LOS ANGELES - The chancellor of California’s community college system has requested that Santa Monica College hold off on its plan to offer popular courses with higher tuition this summer, saying that the legality of the program is in question.
The request came a day after a student protest at the college ended with a campus police officer spraying dozens of people with pepper spray, and several of them suffering minor injuries. Many students and faculty members have criticized the plan, saying it violates the tradition of community colleges as havens for those without the means to afford four-year colleges.
The chancellor, Jack Scott, had made it clear that he was wary of the plan and said it could violate state education codes. He has asked the state’s attorney general for an opinion, which he expects in the next week.
Last month, the college’s board of trustees approved a plan that would offer about 50 high-demand courses at $180 a unit, rather than the regular $36 tuition. College administrators have said that the higher tuition would cover costs.

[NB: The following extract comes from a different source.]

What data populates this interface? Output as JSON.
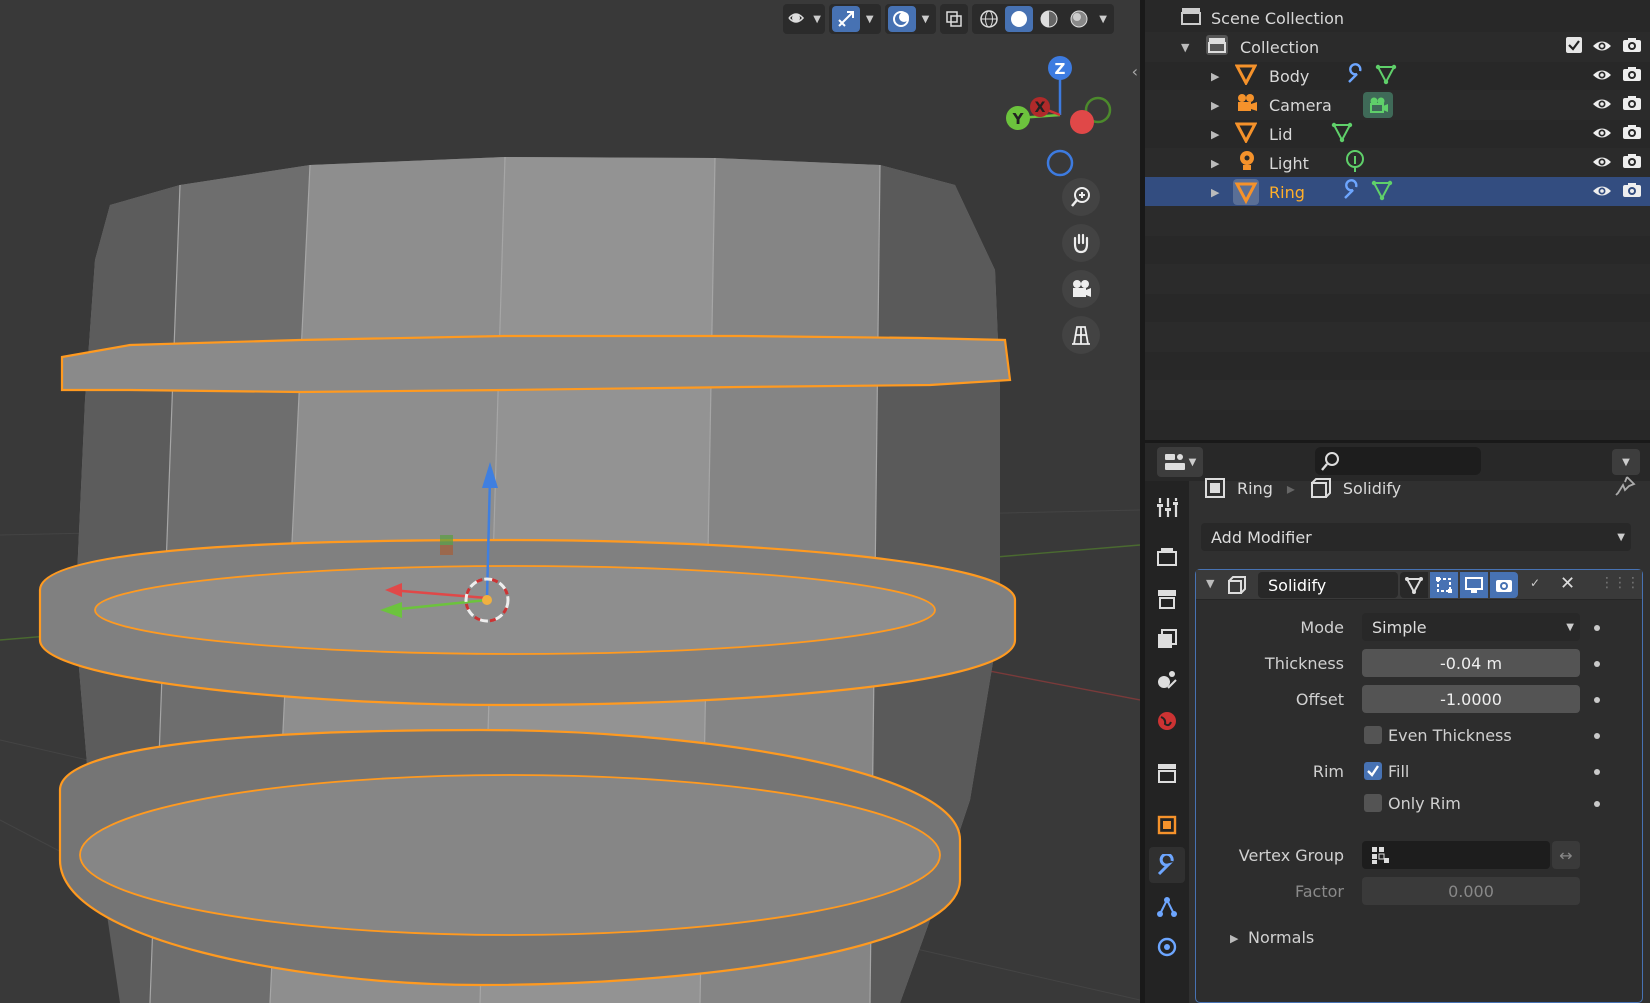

For years, the college has faced increased demand and overcrowded classes as the state has cut financing to community colleges. Students routinely complain about not being able to take classes that they need for job training and transferring to four-year schools - a problem that plagues community colleges across the country.